I got a call from a colleague, a plumber. “I did a little emergency work on this basement dig-out project for a nice family from Center City. Their contractor dug and re-poured the floor of their row-home basement, did a bit of hasty plumbing and framing, got a bunch of money up-front and then stopped returning calls. They’re understandably very upset. Would you meet with them?” I couldn’t help taking this project even more personally than usual. As a contractor, people give me significant sums of money and trust me with their homes. There is a great deal of responsibility inherent in that relationship. What an absolute bummer.
I brought my engineering consultant down to review what work had been done – digging out and reinforcing the foundation of a home is no joke. It turns out there was no underpinning in the exposed foundation, so that was our first order of business.
The planned bathroom in the basement needed an ejector pump to hoist the bathroom’s refuse to the existing sewer line. Although the contractor had started installation of the pump, there were no check valves or other needed parts in the system. I had the plumber pull the whole thing out and start over.
Once we took care of the existing plumbing and framing issues, the project went smoothly. The couple has a young daughter, so they wanted a rec room with the opportunity for office work.
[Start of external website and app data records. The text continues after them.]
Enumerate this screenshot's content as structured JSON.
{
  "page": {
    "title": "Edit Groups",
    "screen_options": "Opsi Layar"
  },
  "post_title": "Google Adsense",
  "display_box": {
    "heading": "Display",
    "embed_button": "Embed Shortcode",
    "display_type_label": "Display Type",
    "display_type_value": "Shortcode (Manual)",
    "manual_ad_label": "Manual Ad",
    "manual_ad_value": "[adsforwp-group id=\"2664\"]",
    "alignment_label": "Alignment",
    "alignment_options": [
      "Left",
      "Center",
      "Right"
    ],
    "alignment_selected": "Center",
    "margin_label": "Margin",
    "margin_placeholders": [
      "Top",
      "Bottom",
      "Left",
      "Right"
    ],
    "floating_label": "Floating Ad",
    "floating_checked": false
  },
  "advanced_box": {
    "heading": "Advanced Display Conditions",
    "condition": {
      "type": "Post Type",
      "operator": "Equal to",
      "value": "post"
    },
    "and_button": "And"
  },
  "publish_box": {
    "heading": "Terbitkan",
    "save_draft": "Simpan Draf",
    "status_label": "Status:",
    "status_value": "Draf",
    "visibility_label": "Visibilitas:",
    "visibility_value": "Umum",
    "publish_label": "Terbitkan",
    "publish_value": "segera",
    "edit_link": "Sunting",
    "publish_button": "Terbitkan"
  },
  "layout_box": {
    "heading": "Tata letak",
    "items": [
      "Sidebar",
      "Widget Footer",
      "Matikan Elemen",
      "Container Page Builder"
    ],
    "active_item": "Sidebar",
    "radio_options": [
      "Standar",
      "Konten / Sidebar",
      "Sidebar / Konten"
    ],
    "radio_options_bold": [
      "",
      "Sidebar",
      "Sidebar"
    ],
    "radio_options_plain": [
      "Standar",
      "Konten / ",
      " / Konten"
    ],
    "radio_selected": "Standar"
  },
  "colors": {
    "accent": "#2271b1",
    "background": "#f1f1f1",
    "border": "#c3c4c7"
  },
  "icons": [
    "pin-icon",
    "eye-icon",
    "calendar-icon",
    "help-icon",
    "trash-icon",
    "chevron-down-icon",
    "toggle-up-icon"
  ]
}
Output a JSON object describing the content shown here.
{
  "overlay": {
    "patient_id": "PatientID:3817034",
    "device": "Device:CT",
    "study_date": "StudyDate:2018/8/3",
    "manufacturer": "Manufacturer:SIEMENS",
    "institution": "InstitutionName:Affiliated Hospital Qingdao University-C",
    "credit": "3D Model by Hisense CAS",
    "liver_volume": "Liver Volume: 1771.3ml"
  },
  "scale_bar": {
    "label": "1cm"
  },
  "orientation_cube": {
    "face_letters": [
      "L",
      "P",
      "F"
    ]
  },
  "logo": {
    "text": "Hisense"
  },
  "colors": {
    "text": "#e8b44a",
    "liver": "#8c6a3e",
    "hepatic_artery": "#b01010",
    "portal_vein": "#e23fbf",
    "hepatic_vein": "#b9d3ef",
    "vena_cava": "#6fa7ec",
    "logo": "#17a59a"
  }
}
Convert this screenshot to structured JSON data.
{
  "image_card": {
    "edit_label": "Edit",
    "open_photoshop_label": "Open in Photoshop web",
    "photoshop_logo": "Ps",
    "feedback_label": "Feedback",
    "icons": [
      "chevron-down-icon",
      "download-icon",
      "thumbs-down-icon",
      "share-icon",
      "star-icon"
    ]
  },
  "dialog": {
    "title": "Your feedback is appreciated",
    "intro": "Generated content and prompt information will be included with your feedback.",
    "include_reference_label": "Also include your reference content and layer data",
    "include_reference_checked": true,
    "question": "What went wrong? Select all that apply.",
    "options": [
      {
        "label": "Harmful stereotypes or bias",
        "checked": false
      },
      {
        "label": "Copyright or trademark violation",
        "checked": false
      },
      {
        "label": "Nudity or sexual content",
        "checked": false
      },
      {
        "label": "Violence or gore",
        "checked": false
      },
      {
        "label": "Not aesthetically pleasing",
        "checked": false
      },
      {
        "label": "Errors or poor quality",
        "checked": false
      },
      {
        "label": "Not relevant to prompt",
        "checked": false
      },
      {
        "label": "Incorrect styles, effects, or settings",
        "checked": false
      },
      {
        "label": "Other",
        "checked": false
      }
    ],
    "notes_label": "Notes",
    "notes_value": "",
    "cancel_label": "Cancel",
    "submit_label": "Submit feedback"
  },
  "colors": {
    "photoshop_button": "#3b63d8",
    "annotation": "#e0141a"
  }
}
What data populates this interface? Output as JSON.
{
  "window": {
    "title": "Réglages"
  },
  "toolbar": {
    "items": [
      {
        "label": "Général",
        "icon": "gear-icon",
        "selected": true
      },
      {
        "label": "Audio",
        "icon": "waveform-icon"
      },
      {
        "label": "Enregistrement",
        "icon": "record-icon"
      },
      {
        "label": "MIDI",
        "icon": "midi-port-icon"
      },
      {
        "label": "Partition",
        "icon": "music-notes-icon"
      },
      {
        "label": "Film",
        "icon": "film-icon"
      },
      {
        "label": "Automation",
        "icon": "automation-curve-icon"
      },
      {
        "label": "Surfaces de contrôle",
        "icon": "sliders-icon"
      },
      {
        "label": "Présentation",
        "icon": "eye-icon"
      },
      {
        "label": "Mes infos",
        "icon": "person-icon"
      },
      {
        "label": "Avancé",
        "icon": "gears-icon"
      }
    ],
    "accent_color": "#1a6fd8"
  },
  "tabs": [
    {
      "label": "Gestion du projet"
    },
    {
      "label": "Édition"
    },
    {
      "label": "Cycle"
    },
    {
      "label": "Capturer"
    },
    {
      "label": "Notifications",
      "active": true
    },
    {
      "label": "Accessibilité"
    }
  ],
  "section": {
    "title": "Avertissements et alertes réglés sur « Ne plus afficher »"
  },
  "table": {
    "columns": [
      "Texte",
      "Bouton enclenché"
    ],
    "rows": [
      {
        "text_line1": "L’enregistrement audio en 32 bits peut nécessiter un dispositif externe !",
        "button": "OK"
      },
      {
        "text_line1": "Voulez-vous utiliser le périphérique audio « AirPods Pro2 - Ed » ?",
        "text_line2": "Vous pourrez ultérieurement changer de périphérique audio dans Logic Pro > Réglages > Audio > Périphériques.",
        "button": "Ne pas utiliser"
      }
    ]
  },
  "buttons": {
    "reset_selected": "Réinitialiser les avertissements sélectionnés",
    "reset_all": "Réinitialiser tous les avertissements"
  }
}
We built a new closet for their washer and dryer, a separate storage closet with access to the ejector pump system, a closet for their heating and AC units, and a bathroom with toilet, shower kit and sink.
We replaced both of the front windows, installed a dropped ceiling throughout, and built a custom staircase with open storage underneath. The remaining area we left open for furniture and playtime.
In the end, the client was very relieved. They finally got what exactly they wanted. I always shoot for thrilled but, after what they went through, I was happy with relieved.